▶ [DIRECTIONS FOR THIS TASK]
When you have gone through the records, report how many lines include "JSON", giving the number and nothing more.

Segment Open

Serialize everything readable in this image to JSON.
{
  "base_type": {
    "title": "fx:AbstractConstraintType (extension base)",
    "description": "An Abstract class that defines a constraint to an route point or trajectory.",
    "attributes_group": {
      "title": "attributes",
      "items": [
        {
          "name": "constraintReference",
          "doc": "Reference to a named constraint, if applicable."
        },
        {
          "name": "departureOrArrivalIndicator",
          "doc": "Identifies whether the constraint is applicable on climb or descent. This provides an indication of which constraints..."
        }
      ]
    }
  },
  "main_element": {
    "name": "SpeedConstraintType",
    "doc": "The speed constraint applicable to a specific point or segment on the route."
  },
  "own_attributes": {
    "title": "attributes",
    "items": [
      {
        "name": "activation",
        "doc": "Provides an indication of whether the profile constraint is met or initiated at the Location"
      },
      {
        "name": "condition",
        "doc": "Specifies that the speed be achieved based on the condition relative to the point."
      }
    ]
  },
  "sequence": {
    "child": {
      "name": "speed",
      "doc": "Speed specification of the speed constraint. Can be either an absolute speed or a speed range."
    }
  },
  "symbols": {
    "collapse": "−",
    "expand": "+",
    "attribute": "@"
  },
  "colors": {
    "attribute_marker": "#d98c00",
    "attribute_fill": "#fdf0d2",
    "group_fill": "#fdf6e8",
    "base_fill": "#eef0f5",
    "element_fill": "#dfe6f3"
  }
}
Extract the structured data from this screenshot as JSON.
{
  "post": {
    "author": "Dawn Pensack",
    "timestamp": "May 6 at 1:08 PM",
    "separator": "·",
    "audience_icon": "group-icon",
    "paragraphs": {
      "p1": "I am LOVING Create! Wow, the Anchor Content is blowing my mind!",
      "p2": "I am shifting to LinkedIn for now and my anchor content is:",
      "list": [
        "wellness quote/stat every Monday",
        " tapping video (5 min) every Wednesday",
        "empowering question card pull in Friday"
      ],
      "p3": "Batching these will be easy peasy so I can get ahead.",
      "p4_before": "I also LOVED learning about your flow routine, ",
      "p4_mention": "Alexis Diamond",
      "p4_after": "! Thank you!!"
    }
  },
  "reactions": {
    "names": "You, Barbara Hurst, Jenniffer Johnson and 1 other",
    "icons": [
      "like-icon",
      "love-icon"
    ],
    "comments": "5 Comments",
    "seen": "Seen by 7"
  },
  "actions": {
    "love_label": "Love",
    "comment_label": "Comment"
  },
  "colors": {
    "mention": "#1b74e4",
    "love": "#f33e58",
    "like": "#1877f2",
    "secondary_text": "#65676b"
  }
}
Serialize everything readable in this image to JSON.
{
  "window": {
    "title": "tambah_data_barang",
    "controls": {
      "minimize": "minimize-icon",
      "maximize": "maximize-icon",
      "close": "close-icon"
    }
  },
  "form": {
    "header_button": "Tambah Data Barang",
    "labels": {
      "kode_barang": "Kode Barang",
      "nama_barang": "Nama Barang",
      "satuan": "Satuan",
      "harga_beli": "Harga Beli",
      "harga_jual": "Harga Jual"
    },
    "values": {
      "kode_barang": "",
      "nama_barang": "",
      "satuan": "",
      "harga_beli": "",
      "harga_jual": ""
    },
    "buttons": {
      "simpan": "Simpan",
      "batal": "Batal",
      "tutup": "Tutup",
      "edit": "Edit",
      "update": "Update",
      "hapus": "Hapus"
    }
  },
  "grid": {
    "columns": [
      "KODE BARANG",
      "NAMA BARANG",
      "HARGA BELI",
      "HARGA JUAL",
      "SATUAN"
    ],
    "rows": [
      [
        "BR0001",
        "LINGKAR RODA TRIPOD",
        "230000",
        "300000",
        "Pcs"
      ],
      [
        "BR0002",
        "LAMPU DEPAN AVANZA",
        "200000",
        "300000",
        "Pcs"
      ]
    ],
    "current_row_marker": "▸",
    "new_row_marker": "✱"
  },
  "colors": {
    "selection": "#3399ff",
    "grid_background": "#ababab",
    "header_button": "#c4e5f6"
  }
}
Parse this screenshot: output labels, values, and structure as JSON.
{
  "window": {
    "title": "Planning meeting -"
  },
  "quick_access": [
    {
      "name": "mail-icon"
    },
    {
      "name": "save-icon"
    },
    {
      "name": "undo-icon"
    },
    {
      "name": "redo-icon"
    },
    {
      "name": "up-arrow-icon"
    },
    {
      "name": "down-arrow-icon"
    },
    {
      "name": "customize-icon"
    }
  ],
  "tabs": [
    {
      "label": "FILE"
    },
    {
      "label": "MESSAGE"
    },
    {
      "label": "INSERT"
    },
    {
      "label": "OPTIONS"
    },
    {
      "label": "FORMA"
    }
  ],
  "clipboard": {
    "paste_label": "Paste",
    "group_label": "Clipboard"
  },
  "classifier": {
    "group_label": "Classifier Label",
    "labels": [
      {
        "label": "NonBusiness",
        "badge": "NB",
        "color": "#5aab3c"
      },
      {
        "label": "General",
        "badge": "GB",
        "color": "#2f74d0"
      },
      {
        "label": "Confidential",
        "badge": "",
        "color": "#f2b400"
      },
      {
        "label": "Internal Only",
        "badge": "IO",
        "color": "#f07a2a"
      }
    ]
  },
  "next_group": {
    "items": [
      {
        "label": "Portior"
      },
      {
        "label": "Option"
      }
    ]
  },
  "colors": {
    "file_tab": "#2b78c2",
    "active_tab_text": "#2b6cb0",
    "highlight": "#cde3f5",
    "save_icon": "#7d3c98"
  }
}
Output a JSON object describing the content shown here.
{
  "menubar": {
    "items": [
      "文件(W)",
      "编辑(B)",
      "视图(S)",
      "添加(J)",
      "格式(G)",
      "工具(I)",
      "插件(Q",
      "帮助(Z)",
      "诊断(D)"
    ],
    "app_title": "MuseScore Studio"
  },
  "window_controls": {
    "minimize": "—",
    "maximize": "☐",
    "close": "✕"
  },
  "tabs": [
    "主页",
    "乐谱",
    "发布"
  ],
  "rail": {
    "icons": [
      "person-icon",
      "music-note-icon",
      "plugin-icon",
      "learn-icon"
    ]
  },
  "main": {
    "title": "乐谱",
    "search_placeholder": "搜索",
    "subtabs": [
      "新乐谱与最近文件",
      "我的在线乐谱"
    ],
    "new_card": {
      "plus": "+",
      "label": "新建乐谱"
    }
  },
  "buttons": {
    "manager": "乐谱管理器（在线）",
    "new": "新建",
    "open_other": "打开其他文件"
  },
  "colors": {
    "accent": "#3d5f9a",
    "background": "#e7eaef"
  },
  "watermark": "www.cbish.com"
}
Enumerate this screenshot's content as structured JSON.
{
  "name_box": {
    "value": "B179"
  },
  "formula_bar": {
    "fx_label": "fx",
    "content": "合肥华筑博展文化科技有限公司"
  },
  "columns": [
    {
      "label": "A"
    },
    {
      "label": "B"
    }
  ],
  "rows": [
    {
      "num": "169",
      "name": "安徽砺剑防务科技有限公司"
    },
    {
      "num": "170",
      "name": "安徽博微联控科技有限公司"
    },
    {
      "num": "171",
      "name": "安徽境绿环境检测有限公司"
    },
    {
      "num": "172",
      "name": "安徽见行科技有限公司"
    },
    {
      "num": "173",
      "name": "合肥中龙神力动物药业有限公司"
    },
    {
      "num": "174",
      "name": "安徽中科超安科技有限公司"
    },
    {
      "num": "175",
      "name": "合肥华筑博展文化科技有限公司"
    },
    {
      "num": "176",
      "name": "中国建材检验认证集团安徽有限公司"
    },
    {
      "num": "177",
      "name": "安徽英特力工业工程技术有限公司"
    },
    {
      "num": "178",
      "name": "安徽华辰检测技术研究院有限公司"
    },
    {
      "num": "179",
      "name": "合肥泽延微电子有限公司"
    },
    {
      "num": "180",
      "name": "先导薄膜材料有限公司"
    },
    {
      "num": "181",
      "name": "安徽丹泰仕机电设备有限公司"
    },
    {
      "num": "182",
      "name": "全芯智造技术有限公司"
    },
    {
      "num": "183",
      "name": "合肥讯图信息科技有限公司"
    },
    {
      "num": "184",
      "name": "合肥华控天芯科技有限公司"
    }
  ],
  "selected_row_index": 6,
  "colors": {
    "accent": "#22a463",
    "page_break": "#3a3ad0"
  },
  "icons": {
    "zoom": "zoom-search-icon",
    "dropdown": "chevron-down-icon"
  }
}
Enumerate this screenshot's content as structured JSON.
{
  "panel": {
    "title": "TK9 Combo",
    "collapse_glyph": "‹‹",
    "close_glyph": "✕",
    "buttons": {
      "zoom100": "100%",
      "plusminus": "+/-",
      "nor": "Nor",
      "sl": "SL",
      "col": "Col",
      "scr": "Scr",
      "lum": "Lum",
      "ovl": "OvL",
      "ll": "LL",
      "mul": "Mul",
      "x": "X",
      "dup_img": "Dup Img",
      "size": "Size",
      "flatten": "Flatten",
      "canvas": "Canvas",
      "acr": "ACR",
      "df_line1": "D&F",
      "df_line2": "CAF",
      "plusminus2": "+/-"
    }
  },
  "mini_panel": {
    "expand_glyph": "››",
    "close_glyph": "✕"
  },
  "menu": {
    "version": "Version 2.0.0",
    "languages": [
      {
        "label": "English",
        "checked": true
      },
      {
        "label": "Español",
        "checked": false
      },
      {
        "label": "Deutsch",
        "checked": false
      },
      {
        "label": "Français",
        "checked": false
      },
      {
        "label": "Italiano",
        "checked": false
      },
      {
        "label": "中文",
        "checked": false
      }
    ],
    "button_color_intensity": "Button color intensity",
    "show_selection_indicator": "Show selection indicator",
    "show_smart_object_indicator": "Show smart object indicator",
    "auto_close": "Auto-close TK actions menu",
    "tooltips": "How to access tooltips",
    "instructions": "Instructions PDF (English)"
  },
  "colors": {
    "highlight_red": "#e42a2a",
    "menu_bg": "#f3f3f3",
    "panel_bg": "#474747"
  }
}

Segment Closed

▶ [ANSWER AREA]
7